You might not expect someone from Marketing to spend much time contemplating the working and living conditions of migrant workers as they toil at building stadiums for football matches and celebratory entertainment.

And you might not think that someone from the Global Workplace Rights team, which spends its days working to protect human rights throughout our value chain, would fully appreciate – and even embrace – the company’s reasons for sponsoring colossal sporting events.

But we do.

The human rights and mega sports journey we’ve been on the past couple of years has given us an opportunity to more clearly see things from each other’s perspective. The result is that we have coalesced around actions and ideas aimed at improving the lives of those who are touched in some way by the world of mega sports, while still celebrating the passion and the enthusiasm that the sports evoke among fans. We don’t mean to imply that all of these ideas were ours – certainly not.  But we recognize that there is a role for The Coca-Cola Company in developing, promoting and advancing ideas that can bring meaningful change and relief where it is needed.

For Human Rights Day 2016, Dec. 10, we thought we would share some information on one such idea – a proposed center for Mega Sporting Events that is beginning to take shape as a result of the vision of John Morrison, chief executive of the Institute for Human Rights and Business (IHRB).

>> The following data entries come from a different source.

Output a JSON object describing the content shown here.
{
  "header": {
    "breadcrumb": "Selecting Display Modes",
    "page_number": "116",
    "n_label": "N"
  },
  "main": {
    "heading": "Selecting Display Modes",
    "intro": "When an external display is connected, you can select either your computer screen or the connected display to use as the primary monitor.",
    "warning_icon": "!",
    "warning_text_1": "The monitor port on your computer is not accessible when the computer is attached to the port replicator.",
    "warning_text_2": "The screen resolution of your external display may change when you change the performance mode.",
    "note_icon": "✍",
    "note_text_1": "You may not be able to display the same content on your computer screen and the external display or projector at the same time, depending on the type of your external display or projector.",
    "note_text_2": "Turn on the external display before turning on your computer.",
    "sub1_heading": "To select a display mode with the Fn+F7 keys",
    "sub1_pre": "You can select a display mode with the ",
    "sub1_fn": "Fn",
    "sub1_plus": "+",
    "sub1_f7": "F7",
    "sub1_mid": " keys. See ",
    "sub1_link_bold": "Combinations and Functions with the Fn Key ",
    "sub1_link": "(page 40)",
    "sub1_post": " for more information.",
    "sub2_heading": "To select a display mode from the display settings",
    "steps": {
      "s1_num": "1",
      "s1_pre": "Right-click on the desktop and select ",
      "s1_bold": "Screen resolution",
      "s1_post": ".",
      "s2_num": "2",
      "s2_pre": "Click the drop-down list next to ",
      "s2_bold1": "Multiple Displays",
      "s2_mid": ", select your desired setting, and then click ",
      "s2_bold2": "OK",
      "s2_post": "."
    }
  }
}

The purpose of the international center will be to develop more comprehensive, consistent and accountable approaches to managing social risks and adverse human rights impacts arising from major sporting events. It will be part knowledge-sharing, part oversight, part capability-building.

To be successful, the center will need the support of sports bodies (such as the Olympics, the Commonwealth Games, etc.); host cities, governments and organizing committees; sponsors and broadcasters; and NGOs (such as the International Labour Organization) representing affected groups. A steering committee was formed with representatives from all of these groups, and we are privileged to be among those who have a seat at the table. The committee is led by Mary Robinson, former U.N. high commissioner for human rights and former president of Ireland.

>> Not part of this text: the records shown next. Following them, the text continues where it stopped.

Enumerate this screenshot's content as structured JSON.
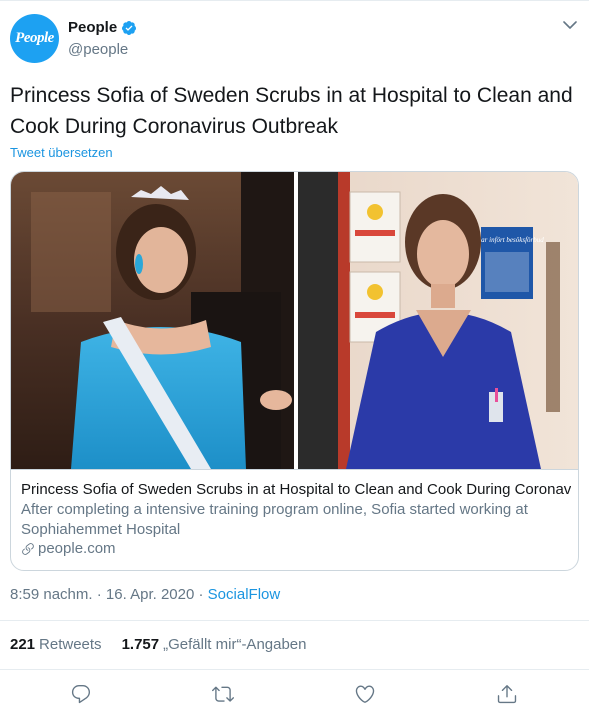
{
  "author": {
    "display_name": "People",
    "handle": "@people",
    "avatar_text": "People"
  },
  "tweet": {
    "text": "Princess Sofia of Sweden Scrubs in at Hospital to Clean and Cook During Coronavirus Outbreak",
    "translate_label": "Tweet übersetzen"
  },
  "card": {
    "title": "Princess Sofia of Sweden Scrubs in at Hospital to Clean and Cook During Coronavi...",
    "description": "After completing a intensive training program online, Sofia started working at Sophiahemmet Hospital",
    "domain": "people.com",
    "poster_text": "Vi har infört besöksförbud"
  },
  "meta": {
    "time": "8:59 nachm.",
    "separator": "·",
    "date": "16. Apr. 2020",
    "source": "SocialFlow"
  },
  "stats": {
    "retweets_count": "221",
    "retweets_label": "Retweets",
    "likes_count": "1.757",
    "likes_label": "„Gefällt mir“-Angaben"
  },
  "colors": {
    "accent": "#1da1f2",
    "link": "#1b95e0",
    "secondary_text": "#657786",
    "border": "#ccd6dd"
  },
  "icons": {
    "verified": "verified-badge-icon",
    "caret": "chevron-down-icon",
    "link": "link-icon",
    "reply": "reply-icon",
    "retweet": "retweet-icon",
    "like": "heart-icon",
    "share": "share-icon"
  }
}
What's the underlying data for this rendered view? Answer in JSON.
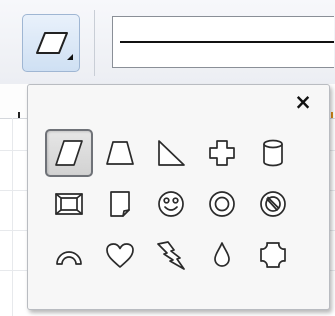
{
  "toolbar": {
    "shape_button": {
      "icon": "parallelogram-icon",
      "has_dropdown": true
    },
    "line_style": {
      "selected_style": "solid"
    }
  },
  "shape_panel": {
    "close_label": "×",
    "selected_shape": "parallelogram",
    "shapes": [
      [
        "parallelogram",
        "trapezoid",
        "right-triangle",
        "plus",
        "can"
      ],
      [
        "bevel",
        "folded-corner",
        "smiley-face",
        "donut",
        "no-symbol"
      ],
      [
        "block-arc",
        "heart",
        "lightning-bolt",
        "moon",
        "plaque"
      ]
    ]
  },
  "colors": {
    "selection_border": "#6f7278",
    "panel_background": "#f7f7f7",
    "button_highlight": "#cfe0f3"
  }
}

It’s a bold idea. And bold ideas can take some time to fulfill as careful consideration must be given to how they will be established, implemented and maintained. This proposed Mega Sporting Events center is an idea worth taking the time needed to get it right. More information about human rights and Mega Sporting Events can be found here, on the IHRB website.

We are grateful that our company’s leadership recognizes the value in the proposed center and is supportive of our efforts to help make its vision a reality. At The Coca-Cola Company, we all want to see a world where Mega Sporting Events are built on respect for human rights and where our sponsorships contribute to both the thrill of the sport and to the protection of human rights.

Peter Franklin

Peter Franklin

Peter Franklin is group director, worldwide sports,
at The Coca-Cola Company.

 

 

 

Brent Wilton

Brent Wilton

Brent Wilton is director of global workplace rights
at The Coca-Cola Company.